Action packed scenes follow including falling out of an airplane on an inflatable raft, sliding down snow-covered mountains and off a cliff into raging white water. Indiana, Willie and Short Round wind up at a Mayapore village where the inhabitants think the trio is sent from Shiva to retrieve a stolen Sivalinga stone. Dr. Jones believes this may be one of the five fabled Sankara stones. The villagers point in the general direction of the Pankot Palace. So, the plot is now underway.
The mid-section to the film is a little slow. Dr. Jones and his fellow travelers meet some of the personalities at the Pankot Palace, there is sexual tension between Jones and Willie and then secret passage ways filled with critters and cobwebs are discovered.
The third act ramps the proceedings up again when occultic worship is discovered along with human sacrifices. The person being sacrificed is placed into a metal cage and lowered into something that resembles a part of Dante’s hell. Oh, and before this happens, the master of ceremonies Mola Ram (Amrish Puri) uses his hand to reach inside the poor guy’s chest and remove his heart. Did I mention this victim is mysteriously still living as he descends into the fiery hell? Which goes to say that there is a lot of dark voodoo-type magic going on. There is even a voodoo doll resembling Dr. Jones which is worked into the late fight scenes.

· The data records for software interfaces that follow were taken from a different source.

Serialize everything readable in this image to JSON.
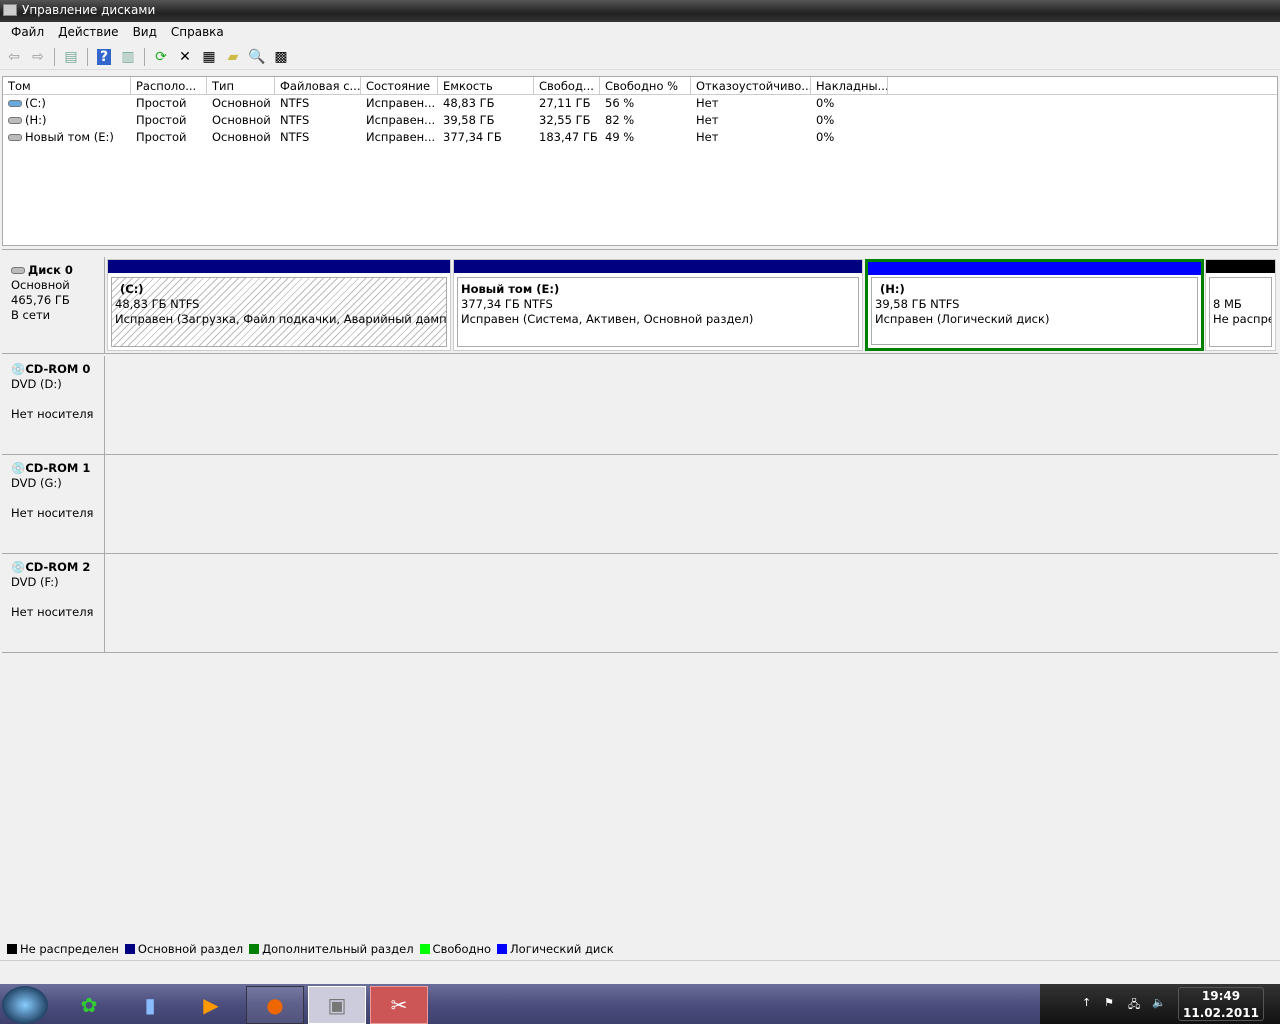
{
  "window": {
    "title": "Управление дисками"
  },
  "menu": [
    "Файл",
    "Действие",
    "Вид",
    "Справка"
  ],
  "toolbar": [
    "back-icon",
    "forward-icon",
    "console-tree-icon",
    "help-icon",
    "action-pane-icon",
    "refresh-icon",
    "delete-icon",
    "properties-icon",
    "open-icon",
    "search-icon",
    "settings-icon"
  ],
  "table": {
    "columns": [
      "Том",
      "Располо...",
      "Тип",
      "Файловая с...",
      "Состояние",
      "Емкость",
      "Свобод...",
      "Свободно %",
      "Отказоустойчиво...",
      "Накладны..."
    ],
    "rows": [
      [
        "(C:)",
        "Простой",
        "Основной",
        "NTFS",
        "Исправен...",
        "48,83 ГБ",
        "27,11 ГБ",
        "56 %",
        "Нет",
        "0%"
      ],
      [
        "(H:)",
        "Простой",
        "Основной",
        "NTFS",
        "Исправен...",
        "39,58 ГБ",
        "32,55 ГБ",
        "82 %",
        "Нет",
        "0%"
      ],
      [
        "Новый том (E:)",
        "Простой",
        "Основной",
        "NTFS",
        "Исправен...",
        "377,34 ГБ",
        "183,47 ГБ",
        "49 %",
        "Нет",
        "0%"
      ]
    ]
  },
  "disks": [
    {
      "name": "Диск 0",
      "type": "Основной",
      "size": "465,76 ГБ",
      "status": "В сети",
      "partitions": [
        {
          "name": "(C:)",
          "size": "48,83 ГБ NTFS",
          "status": "Исправен (Загрузка, Файл подкачки, Аварийный дамп памя",
          "color": "#000080"
        },
        {
          "name": "Новый том  (E:)",
          "size": "377,34 ГБ NTFS",
          "status": "Исправен (Система, Активен, Основной раздел)",
          "color": "#000080"
        },
        {
          "name": "(H:)",
          "size": "39,58 ГБ NTFS",
          "status": "Исправен (Логический диск)",
          "color": "#0000ff"
        },
        {
          "name": "",
          "size": "8 МБ",
          "status": "Не распре",
          "color": "#000000"
        }
      ]
    },
    {
      "name": "CD-ROM 0",
      "type": "DVD (D:)",
      "status": "Нет носителя"
    },
    {
      "name": "CD-ROM 1",
      "type": "DVD (G:)",
      "status": "Нет носителя"
    },
    {
      "name": "CD-ROM 2",
      "type": "DVD (F:)",
      "status": "Нет носителя"
    }
  ],
  "legend": [
    {
      "label": "Не распределен",
      "color": "#000000"
    },
    {
      "label": "Основной раздел",
      "color": "#000080"
    },
    {
      "label": "Дополнительный раздел",
      "color": "#008000"
    },
    {
      "label": "Свободно",
      "color": "#00ff00"
    },
    {
      "label": "Логический диск",
      "color": "#0000ff"
    }
  ],
  "taskbar": {
    "time": "19:49",
    "date": "11.02.2011"
  }
}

All of that to say, this is all a little over the top. We, as the audience, accept some supernatural turns in the Indiana Jones’ series but the first outing used those otherworldly powers in limited and effective ways. This movie, especially in the third act, goes gangbusters with it all and the magic is certainly out of a different religious tradition then the power of God coming out of the lost ark.
Years had passed since I last watched this movie and I’m not entirely convinced it totally holds up to even my lower childhood memories of it. “Temple of Doom” is not bad but just not great. Especially compared with one of the greatest movies of all time (Raiders of the Lost Ark).
Another interesting note is this was one of the movies that led Hollywood’s MPAA (Motion Picture Association of America) to adopt the PG-13 rating because of the violence exhibited. Most of that case probably being made from the “heart-ripping” scene.
Fortunately, Spielberg is going to veer out of this lesser installment with “The Last Crusade” (coming up shortly in the filmography) and then make the “Temple of Doom” look like an all-time masterpiece compared with the (I don’t even want to think about this) fourth installment.
Lester Lauding Level: 3 (out of 5)
Ranking of Spielberg Movie (so far):
Raiders of the Lost Ark (Review here)
Jaws (Review here)
Close Encounters of the Third Kind (Review here)
E.T. The Extra Terrestrial (Review here)
Duel (Review here)
The Post (Review here)
Indiana Jones and the Temple of Doom
The Sugarland Express (Review here)
1941 (Review here)